Great white sharks are being killed in disturbing fashion off South Africa, and experts are helpless to prevent further assaults.
That's because orcas are believed responsible for the killings. At least three white shark carcasses have washed ashore recently with similar injuries, each with its liver removed.
This bizarre predatory pattern is unprecedented in South Africa, and many hope it'll be short-lived. White sharks are vulnerable from a conservation standpoint, and immensely valuable as tourist attractions.
"Obviously this is a very sad time for us all," Alison Towner, a biologist with the Dyer Island Conservation Trust, stated Sunday after the third carcass was discovered near Gansaabi. "Nature can be so cruel and the dexterity these enormous animals are capable of is mind blowing… almost surgical precision as they remove the squalene-rich liver of the white sharks and dump their carcass."
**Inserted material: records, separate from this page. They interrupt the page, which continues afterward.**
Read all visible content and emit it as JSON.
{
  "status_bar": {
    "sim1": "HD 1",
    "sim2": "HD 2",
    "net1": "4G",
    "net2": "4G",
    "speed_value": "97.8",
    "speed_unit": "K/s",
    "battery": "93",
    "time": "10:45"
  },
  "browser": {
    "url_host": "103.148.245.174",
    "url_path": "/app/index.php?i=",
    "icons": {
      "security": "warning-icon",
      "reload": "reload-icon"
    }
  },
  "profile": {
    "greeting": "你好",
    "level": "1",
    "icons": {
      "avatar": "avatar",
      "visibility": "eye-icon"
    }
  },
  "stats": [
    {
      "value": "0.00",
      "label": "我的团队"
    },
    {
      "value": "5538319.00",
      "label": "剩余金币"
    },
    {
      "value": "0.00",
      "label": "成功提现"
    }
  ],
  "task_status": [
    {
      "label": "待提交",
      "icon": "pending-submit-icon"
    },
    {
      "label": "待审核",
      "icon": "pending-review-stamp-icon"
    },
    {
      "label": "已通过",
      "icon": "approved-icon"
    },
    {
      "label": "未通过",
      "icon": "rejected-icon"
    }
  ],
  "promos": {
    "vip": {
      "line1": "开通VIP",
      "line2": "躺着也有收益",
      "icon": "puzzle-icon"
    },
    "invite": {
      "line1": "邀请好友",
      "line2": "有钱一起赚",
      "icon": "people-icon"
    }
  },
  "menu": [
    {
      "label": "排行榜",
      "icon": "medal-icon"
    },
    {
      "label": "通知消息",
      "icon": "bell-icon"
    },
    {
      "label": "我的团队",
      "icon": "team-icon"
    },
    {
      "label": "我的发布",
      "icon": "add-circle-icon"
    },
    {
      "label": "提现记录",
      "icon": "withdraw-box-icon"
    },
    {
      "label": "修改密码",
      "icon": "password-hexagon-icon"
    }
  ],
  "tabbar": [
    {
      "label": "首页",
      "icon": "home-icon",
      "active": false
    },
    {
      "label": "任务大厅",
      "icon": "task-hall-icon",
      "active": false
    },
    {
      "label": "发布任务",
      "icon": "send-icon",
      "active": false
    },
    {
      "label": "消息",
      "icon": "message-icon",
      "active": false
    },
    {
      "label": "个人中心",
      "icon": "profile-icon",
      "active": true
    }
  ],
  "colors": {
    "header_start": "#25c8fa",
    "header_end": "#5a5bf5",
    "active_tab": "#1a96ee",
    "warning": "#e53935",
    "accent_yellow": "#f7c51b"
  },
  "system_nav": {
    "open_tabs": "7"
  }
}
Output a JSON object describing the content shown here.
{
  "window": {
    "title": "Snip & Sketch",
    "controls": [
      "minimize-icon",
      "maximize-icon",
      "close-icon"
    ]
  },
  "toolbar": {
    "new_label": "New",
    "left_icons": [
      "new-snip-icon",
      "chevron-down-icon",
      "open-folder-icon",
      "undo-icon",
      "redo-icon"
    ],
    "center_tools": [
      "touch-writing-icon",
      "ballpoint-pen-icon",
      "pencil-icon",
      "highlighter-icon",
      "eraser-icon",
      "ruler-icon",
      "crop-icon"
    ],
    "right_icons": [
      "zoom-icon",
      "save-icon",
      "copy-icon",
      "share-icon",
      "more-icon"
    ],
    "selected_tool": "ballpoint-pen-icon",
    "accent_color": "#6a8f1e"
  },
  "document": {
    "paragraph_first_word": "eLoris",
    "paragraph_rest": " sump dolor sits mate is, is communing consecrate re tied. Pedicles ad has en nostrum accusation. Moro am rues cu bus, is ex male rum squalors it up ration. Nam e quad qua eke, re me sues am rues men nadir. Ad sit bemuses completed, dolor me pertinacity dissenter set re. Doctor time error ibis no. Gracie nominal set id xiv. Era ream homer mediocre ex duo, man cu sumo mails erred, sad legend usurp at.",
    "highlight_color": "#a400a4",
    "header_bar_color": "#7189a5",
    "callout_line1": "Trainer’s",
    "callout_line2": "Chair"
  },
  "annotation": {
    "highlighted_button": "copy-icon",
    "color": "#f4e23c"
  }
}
Gansaabi is one of the world's premiere shark-diving destinations. White sharks generate millions in tourism revenue, but the presence of orcas appears to have frightened the sharks away.
Marine Dynamics, a commercial cage-diving company that also cooperates in white shark research, stated Sunday that its vessel, Slashfin, came up empty in a daylong search. Other companies have likewise complained about the unusual phenomenon.
Though there have been mysterious white shark deaths in the past, they were not confirmed to have been caused by orcas.
Stated Towner, the marine biologist, on Facebook: "It's a very interesting time. The last white shark washed up here on the 8th of February and the cage-diving boats struggled to see any sharks for almost two weeks. Unfortunately the cage-diving boats all came home after seeing no sharks again today."
Orcas, or killer whales, are highly efficient predators who hunt with the precise cooperation of pod members. They do not typically hunt white sharks, presumably because there sharks do not possess a calorie-rich blubber layer.
But sharks do possess large iron-rich livers. (The orcas also removed the heart of at least one of the tree mutilated white sharks.)
To draw a parallel, transient orcas are currently preying on gray whale calves off the California port of Monterey. The killer whales drown the babies after separating them from their mothers, often after an agonizing struggle. The calves are rich in fat, but the orcas often remove the tongue before dining on blubber.